A vintage 1980s view of the original untarnished copper roof of Zetra Stadium. Credit: Arhitektura i Urbanizam 94/95

In the six years following the Olympic games, Zetra was used for a number of sporting and cultural events. However, as tensions boiled across Bosnia in the build-up to the Bosnian War in 1991, Zetra Stadium hosted a concert called "YUTEL za mir" (YUTEL for Peace), which was an anti-war event hosted by the Yugoslav National Broadcasting Agency 'Yutel'. It was attended by tens of thousands of young people from across the region. Video scenes from the concert can be watched at THIS YouTube link. This was the last major event held at Zetra before it was struck by missiles during the Siege of Sarajevo, which resulted in catastrophic damage to the arena. Also during the war, French soldiers with the United Nations used the burned-out ruins of Zetra Stadium as a military post. In 1993, the Sarajevo pop music group "Aid" filmed a music video for their song "Help Bosnia Now" in the ruins of Zetra, which can be watched at THIS YouTube link. After the war ended in 1995, Zetra was in an extremely dilapidated and damaged state, while the fields around the stadium were used as an improvised cemetery for the many across Sarajevo who perished during the war. Funds were put forward in 1997 by the International Olympic Committee (IOC), the City of Barcelona and the European Union to reconstruct Zetra Stadium, which was completed in 1999.

A 1990s-era view of war damage at the Zetra Olympic Hall in Sarajevo, with war casualties buried in the foreground. Credit:

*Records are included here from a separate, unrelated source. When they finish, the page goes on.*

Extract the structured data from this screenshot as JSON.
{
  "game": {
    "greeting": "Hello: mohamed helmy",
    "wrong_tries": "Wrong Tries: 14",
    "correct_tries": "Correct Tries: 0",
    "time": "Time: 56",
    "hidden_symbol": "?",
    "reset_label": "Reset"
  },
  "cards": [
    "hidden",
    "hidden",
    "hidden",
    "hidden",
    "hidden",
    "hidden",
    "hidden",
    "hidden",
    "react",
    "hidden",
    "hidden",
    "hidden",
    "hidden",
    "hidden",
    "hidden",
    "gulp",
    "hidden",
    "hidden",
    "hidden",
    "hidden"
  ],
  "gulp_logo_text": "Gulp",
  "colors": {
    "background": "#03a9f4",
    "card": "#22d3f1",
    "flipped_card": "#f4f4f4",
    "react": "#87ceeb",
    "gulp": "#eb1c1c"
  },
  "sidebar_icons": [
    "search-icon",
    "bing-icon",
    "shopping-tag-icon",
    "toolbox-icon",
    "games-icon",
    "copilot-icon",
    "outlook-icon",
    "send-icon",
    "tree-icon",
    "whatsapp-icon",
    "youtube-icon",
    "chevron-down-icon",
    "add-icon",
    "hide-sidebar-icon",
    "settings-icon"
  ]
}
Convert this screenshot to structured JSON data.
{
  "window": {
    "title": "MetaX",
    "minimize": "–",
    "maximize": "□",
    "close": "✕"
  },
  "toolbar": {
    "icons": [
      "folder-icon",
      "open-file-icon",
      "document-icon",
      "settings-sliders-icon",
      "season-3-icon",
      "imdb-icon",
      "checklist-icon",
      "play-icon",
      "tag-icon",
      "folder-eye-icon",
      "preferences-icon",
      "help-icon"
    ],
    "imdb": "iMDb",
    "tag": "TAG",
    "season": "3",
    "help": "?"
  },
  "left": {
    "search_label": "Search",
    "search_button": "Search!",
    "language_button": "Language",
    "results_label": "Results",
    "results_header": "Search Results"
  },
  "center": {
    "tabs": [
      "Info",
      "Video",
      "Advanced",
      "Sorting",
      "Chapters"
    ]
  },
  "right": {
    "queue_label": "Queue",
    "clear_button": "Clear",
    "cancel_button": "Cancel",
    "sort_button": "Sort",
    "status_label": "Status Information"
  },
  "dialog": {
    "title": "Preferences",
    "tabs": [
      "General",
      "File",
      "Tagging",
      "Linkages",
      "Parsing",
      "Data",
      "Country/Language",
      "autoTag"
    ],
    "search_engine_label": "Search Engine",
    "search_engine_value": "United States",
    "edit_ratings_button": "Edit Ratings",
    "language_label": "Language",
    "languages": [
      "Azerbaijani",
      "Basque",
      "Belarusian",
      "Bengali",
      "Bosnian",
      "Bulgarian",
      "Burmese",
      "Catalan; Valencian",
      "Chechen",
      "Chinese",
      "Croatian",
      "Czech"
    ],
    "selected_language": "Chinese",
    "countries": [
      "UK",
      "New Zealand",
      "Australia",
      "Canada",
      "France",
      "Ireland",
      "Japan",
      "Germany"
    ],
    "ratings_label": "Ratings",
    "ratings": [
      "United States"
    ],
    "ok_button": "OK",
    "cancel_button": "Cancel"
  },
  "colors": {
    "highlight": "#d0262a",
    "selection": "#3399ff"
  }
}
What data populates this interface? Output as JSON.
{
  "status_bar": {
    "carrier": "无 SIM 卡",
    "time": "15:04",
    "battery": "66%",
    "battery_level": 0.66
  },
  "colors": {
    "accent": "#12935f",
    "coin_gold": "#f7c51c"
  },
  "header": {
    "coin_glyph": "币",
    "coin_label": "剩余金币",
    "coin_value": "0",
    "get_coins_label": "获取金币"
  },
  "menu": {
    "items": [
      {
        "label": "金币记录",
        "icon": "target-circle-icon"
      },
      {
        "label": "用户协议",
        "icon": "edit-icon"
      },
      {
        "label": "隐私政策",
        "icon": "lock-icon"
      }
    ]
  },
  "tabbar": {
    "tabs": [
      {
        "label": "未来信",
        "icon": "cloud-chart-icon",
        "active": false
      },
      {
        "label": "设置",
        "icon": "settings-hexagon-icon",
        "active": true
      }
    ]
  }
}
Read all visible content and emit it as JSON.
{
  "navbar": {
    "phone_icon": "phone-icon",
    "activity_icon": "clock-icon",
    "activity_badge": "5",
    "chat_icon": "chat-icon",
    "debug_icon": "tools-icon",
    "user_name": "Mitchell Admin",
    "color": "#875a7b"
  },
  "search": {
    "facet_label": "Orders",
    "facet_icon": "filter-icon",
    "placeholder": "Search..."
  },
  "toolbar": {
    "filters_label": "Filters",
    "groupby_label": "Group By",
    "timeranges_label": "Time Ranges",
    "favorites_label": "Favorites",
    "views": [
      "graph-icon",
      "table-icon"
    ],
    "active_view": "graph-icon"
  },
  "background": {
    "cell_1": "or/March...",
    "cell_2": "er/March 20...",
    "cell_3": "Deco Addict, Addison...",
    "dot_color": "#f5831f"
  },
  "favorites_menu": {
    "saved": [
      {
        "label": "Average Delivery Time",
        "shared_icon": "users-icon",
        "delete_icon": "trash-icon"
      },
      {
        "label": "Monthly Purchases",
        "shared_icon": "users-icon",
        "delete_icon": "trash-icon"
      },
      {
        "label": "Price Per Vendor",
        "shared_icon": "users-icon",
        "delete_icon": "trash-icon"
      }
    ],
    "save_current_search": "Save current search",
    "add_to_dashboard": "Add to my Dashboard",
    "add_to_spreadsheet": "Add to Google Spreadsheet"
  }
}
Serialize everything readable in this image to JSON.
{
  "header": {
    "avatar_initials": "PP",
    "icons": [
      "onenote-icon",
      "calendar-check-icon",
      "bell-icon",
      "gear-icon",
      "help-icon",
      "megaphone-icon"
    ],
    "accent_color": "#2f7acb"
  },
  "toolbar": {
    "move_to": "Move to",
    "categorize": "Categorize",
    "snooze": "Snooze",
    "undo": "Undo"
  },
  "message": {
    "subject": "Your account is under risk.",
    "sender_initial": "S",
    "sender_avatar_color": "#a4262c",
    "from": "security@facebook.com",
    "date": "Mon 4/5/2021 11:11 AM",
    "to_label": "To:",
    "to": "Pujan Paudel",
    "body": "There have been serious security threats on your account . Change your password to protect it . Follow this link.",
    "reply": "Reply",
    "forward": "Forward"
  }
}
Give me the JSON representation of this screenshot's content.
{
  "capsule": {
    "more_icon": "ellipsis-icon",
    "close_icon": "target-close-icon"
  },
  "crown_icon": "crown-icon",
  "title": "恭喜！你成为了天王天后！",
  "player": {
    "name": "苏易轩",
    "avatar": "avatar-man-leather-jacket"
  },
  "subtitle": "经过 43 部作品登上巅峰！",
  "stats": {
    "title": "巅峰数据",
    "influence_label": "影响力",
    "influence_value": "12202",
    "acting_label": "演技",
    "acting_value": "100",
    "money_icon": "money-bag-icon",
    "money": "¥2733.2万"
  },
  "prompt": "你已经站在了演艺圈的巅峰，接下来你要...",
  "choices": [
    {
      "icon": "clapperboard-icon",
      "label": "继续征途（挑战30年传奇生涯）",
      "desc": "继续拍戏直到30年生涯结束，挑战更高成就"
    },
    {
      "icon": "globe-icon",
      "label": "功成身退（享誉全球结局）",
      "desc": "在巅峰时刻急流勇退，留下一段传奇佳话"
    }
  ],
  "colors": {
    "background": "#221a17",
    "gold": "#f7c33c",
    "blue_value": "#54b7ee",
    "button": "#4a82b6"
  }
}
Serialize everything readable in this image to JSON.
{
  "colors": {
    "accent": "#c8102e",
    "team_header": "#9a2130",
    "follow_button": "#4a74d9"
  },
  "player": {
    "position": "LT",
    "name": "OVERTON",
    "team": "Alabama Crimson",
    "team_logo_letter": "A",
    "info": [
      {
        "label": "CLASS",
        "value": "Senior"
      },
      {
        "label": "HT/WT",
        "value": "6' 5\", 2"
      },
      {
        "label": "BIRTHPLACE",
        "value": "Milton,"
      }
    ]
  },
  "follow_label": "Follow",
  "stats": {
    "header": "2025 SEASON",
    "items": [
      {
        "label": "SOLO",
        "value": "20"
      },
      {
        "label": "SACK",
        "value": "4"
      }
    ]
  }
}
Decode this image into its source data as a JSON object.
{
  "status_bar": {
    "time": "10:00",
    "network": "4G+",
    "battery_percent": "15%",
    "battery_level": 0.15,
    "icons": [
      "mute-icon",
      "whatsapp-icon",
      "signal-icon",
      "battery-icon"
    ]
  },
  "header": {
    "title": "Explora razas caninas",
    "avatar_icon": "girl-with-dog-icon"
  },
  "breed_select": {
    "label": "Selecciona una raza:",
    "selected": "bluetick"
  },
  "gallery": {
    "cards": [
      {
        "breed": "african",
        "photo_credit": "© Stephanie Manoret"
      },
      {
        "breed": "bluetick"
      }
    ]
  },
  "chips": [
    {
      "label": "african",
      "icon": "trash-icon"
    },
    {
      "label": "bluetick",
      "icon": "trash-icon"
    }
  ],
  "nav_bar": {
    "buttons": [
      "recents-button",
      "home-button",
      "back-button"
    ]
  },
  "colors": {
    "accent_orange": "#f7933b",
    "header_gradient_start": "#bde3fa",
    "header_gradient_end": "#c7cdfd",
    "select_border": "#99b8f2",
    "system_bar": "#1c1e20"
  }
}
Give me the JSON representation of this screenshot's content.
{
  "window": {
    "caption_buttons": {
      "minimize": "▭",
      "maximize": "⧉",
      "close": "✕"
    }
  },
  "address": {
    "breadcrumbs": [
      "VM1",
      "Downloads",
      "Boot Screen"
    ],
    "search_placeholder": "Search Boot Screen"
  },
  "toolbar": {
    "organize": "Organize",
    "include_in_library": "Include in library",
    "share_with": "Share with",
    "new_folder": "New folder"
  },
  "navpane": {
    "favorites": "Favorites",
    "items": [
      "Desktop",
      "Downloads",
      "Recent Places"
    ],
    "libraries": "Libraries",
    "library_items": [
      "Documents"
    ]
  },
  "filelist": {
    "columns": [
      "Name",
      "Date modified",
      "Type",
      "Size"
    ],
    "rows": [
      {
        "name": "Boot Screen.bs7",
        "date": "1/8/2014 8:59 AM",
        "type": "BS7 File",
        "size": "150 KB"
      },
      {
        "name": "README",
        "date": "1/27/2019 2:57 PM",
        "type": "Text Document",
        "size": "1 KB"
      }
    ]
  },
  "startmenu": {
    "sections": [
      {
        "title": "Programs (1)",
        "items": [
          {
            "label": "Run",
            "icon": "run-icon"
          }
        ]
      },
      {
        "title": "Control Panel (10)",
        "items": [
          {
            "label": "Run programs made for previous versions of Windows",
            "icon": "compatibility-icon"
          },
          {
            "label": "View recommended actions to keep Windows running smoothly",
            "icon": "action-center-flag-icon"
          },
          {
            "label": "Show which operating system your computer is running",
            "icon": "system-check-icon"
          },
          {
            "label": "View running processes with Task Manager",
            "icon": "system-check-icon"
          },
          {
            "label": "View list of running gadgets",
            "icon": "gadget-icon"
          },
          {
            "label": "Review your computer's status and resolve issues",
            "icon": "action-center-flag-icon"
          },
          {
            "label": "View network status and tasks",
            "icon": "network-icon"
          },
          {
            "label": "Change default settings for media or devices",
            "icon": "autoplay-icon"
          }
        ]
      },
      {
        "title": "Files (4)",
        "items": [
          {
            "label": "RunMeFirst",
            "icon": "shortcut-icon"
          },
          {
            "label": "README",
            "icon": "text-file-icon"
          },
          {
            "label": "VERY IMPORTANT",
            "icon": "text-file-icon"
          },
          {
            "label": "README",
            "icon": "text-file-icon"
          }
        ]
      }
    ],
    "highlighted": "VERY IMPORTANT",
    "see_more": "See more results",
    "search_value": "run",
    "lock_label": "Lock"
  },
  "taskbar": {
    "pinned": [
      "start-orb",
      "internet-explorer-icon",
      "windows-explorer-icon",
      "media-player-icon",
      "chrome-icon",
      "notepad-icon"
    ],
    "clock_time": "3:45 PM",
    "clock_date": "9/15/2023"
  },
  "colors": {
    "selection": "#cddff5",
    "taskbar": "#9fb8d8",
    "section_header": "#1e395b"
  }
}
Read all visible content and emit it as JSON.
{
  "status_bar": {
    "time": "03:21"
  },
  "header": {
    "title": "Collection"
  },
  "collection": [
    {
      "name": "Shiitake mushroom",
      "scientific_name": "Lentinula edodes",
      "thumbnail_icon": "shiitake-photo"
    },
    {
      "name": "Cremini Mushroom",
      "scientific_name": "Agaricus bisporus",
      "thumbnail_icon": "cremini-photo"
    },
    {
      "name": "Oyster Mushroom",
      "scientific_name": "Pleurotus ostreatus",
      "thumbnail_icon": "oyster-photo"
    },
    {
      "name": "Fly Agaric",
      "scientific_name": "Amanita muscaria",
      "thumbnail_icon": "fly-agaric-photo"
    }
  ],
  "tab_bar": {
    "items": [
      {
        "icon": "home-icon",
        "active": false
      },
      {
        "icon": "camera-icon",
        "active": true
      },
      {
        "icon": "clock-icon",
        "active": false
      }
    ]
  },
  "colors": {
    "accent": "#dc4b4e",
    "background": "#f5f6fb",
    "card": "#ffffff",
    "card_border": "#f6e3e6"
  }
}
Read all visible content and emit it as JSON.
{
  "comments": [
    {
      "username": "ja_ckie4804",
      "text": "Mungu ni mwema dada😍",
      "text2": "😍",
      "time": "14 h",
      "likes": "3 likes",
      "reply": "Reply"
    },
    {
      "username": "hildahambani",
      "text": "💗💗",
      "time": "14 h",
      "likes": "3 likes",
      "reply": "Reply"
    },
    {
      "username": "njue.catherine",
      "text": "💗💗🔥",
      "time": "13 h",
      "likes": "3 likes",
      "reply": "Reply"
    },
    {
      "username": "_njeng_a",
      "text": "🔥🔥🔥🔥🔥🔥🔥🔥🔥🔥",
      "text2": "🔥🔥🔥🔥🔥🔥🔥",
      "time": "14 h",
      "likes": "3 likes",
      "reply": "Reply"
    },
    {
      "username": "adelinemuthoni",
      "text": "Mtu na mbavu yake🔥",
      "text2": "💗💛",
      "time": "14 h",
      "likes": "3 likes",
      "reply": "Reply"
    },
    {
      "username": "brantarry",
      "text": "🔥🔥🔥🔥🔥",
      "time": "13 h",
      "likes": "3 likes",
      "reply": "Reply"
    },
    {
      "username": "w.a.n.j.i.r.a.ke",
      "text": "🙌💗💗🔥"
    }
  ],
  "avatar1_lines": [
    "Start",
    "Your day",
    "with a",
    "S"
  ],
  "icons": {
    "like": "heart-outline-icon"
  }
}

Today, Zetra Stadium continues to operate an ice rink, which is used for a whole host of sporting events, while the arena also hosts many other sporting, musical and cultural events as well. The complex is often referred to as the "Juan Antonio Samaranch Olympic Hall", named in honor of the IOC head who worked towards reconstructing the stadium after the war's end. In addition, a modest museum exists within the arena dedicated to the history of Sarajevo's 1984 Winter Olympic Games.


3.) The Skenderija Center

Name: The Skenderija Center